* _Assignment_: Copy each line of the listing below where the word "name" turns up.
_____
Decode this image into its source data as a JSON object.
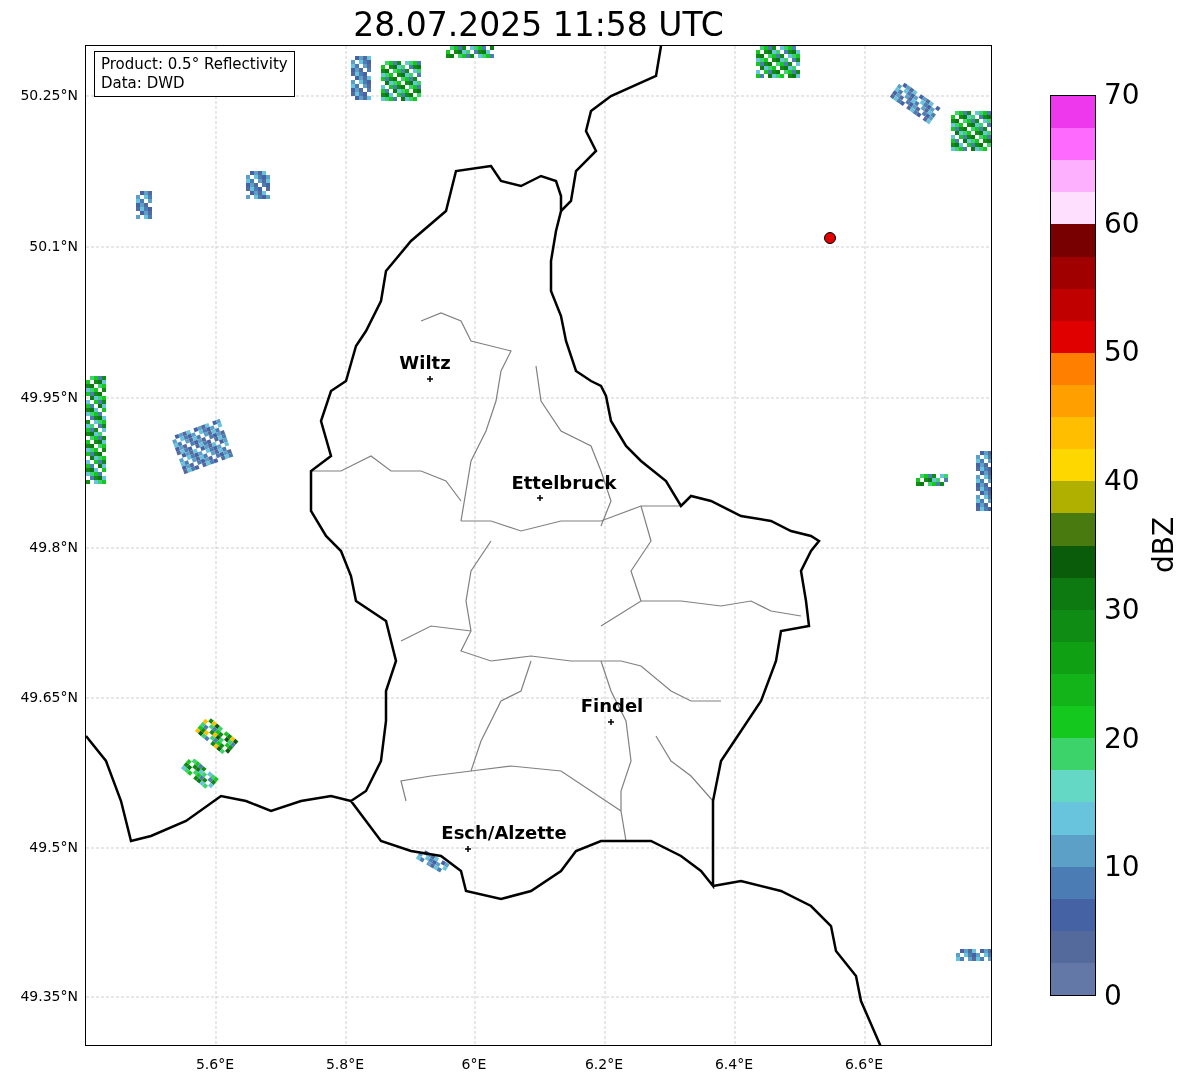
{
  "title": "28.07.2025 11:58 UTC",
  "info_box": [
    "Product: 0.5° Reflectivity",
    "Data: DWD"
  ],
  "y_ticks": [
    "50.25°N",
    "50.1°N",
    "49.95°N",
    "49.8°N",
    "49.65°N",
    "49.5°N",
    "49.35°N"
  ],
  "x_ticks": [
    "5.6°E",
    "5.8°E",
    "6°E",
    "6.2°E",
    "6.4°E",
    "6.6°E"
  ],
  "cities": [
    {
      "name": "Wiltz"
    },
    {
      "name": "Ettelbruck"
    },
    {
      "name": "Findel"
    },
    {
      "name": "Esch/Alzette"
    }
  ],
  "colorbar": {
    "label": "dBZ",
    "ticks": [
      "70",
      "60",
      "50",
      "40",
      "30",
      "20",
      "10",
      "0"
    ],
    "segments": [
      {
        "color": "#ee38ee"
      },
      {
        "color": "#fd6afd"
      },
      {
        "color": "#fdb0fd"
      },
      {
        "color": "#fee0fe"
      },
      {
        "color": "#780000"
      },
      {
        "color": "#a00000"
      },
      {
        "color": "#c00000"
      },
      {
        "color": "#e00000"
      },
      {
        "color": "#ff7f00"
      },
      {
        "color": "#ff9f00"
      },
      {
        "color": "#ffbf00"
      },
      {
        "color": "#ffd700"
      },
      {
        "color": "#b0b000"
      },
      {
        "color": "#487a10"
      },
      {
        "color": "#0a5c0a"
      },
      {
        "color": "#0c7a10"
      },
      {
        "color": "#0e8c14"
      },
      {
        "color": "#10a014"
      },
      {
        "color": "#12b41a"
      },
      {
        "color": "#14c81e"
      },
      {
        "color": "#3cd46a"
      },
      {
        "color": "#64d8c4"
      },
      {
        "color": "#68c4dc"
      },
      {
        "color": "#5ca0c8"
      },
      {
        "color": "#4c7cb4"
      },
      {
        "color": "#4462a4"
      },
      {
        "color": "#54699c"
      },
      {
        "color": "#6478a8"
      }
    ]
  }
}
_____
* _Response to the exercise_:
      "name": "Wiltz"
      "name": "Ettelbruck"
      "name": "Findel"
      "name": "Esch/Alzette"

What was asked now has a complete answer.